In reading Hannah Arendt’s Origins of Totalitarianism, it has struck me how the Western cultural ideas concerning race are largely fabricated. That is to say, race thinking and racism are social constructs. Obviously there are distinguishable physical traits of different peoples, but I am speaking here of the more inflammatory nature of race-thinking which leads to racism and the extermination or discrimination of a given ethnic group. It is the idea that one race is better than another and such a view underlies the whole of even the most liberal and democratic countries.
Racism and race-thinking are relatively new and modern concepts considering that they only arose during the 19th century and not say, during the medieval era, which was merely a clash of religions and the people’s rights to live in peace from the expansionist tendencies of more powerful civilizations. Arendt also differentiates between Roman imperialism and say, the British or European brand of imperialism, where Roman citizenship was widely distributed and the European powers did not see fit to count their new “property” as citizens, but as subjects in the sense of domination and servitude. Arendt suggests that race-thinking flared up during this imperialist era with the scramble for Africa, when the civilized white men felt shame towards the tribal “savages” on the African continent coupled with a deeply felt duty to “cultivate and civilize” through the methods of slavery.
So why not introduce education to civilize your fellow man? Nationalism was also another factor in the development of race-thinking, since at the time, the nation-state was declining according to Arendt (into the totalitarian tendencies soon to be manifested in the 20th century). Nationalism was felt less at home with movements to abolish the aristocracy and the rise of the bourgeoisie who were more international in their tendencies. Imperialism was a one-step solution to rekindling the old flame of nationalism, striking out to claim land for king and country. The superiority of one’s nation to conquer other peoples and subjugate them inflated national pride and provided opportunities unavailable to young fortuneseekers to pursue a political and profitable course of action in the New World, seeking purpose in adventures that were essentially purposeless in that Heart of Darkness.
Looking back, Arendt notes the original insanity and often absentmindedness of the European powers in acquiring their African, Asian, and American possessions.

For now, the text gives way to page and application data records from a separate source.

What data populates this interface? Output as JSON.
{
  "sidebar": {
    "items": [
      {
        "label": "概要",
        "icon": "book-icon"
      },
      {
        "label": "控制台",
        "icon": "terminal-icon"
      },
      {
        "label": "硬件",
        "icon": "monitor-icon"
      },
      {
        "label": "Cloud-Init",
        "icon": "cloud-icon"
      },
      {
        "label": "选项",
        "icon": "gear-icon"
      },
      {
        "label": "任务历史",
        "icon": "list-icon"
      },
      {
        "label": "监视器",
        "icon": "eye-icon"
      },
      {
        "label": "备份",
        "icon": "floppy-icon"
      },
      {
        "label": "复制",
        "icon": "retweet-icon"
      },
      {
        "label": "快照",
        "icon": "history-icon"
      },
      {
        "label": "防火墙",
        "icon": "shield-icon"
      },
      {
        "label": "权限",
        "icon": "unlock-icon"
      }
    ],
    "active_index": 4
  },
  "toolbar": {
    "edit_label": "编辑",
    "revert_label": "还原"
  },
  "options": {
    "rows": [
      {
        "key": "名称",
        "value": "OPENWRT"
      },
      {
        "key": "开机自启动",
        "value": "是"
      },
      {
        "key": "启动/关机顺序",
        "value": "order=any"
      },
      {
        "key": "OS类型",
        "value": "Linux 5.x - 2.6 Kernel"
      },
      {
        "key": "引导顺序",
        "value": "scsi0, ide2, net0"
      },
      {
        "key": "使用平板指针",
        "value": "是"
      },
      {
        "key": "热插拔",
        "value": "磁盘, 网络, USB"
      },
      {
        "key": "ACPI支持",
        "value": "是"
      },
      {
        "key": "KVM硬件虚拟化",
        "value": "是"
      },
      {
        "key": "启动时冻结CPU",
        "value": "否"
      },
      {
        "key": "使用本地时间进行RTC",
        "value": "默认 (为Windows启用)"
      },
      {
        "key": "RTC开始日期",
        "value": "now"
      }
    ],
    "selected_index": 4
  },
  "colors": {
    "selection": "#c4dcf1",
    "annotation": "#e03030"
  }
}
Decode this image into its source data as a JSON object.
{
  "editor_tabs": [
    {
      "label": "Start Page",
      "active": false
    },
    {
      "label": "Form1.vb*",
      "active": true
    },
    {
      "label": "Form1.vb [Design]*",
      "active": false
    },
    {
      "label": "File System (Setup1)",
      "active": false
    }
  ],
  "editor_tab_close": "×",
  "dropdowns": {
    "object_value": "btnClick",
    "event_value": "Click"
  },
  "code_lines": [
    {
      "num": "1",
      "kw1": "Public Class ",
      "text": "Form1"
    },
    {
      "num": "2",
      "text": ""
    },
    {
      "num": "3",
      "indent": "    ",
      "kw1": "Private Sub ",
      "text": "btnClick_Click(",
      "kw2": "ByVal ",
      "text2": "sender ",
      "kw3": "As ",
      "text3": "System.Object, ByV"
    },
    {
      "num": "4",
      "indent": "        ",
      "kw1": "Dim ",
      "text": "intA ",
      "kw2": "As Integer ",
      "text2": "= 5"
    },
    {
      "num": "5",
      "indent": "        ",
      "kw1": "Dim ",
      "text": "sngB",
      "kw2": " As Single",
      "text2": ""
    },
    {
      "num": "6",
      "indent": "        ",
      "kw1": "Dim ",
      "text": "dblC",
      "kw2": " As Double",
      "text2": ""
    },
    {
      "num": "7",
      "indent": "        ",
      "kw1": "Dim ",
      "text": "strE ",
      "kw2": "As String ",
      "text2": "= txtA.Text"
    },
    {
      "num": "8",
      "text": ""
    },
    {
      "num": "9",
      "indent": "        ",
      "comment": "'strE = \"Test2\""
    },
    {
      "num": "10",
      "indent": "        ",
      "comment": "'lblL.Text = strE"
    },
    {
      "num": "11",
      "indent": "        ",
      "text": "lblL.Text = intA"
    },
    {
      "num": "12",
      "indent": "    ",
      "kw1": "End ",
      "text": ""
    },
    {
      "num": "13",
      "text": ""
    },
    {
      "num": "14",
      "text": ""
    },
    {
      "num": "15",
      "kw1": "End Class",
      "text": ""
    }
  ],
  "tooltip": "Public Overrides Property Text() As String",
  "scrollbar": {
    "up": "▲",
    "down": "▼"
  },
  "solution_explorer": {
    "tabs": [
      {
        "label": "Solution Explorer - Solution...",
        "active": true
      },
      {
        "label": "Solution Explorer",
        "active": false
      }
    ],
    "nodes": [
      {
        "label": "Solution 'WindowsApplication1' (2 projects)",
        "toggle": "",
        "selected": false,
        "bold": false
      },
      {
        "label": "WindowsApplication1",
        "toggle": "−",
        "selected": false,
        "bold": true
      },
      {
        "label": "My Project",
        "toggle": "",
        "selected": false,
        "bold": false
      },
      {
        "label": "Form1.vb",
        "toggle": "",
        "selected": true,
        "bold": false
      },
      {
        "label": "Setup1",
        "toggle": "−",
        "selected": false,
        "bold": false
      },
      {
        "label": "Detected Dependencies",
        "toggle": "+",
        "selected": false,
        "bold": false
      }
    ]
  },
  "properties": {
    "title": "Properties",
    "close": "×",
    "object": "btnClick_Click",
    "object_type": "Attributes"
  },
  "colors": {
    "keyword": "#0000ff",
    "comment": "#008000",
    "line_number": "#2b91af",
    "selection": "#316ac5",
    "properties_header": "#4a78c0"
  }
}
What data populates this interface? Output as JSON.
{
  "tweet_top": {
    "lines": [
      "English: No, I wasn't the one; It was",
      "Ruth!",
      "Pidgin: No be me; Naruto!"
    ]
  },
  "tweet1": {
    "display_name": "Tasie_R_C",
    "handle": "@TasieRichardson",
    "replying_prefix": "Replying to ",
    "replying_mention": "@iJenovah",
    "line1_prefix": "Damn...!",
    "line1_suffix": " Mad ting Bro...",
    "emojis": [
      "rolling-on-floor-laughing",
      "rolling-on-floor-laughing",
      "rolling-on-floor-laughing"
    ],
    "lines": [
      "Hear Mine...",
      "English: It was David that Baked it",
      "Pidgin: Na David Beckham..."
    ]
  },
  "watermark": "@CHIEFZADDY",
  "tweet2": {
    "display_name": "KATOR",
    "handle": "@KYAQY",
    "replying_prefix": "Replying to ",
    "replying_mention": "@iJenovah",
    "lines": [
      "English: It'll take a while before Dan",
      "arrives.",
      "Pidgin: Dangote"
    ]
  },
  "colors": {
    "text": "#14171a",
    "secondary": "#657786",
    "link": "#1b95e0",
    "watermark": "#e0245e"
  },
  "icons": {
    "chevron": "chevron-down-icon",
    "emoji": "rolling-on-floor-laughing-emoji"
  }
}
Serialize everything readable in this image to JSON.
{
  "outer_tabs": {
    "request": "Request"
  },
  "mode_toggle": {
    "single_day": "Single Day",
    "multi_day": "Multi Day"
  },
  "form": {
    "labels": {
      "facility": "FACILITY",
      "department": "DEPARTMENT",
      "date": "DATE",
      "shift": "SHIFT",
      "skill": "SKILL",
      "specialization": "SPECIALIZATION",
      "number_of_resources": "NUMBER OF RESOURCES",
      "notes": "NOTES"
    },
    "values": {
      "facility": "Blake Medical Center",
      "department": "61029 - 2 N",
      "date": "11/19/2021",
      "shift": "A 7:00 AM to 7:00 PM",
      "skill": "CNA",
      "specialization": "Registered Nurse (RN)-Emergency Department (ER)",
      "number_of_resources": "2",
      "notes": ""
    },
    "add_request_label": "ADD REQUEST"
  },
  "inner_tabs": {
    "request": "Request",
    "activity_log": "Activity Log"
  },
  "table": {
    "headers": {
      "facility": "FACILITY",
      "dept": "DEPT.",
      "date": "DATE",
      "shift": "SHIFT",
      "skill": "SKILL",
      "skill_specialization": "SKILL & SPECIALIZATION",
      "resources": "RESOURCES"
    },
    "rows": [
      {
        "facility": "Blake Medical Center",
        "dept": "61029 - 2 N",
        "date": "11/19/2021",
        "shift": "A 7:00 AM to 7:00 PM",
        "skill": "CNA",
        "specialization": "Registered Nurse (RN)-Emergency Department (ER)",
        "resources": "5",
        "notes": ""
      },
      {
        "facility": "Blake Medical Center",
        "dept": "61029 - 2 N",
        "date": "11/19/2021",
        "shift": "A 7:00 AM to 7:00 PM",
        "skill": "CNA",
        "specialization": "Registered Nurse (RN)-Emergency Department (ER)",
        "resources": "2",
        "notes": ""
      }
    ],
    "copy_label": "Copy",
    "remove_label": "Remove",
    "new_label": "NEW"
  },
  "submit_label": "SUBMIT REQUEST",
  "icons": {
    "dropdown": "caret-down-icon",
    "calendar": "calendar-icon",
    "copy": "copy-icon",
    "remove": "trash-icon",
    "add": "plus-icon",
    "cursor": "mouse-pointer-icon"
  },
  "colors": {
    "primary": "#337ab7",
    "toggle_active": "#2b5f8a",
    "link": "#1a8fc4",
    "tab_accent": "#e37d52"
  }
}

For her, race-thinking and racism were only thought up after these mass subjugations to hard labour and “administrative massacres” to justify them in retrospect. Western civilization was too proud to admit that these less developed parties to their world were in fact of the same origin and rational species, too proud to suffer a blow to their human dignity by extending the equal rights of man.
Perhaps that is the underlying reason behind racial profiling and racial discrimination: hurt pride for losing a job to an Indian man or shame when arresting a black man who commits a crime. It is merely a justification for ourselves that we were somehow more qualified for the job because of the colour of our skin, not by the simple lack of merit. It is the excuse for our negligence in providing decent education and a way out of poverty for minority populations. While Western civilization may have come up with many brilliant technological and philosophical advances, they have a shocking record for ignorance and sloth.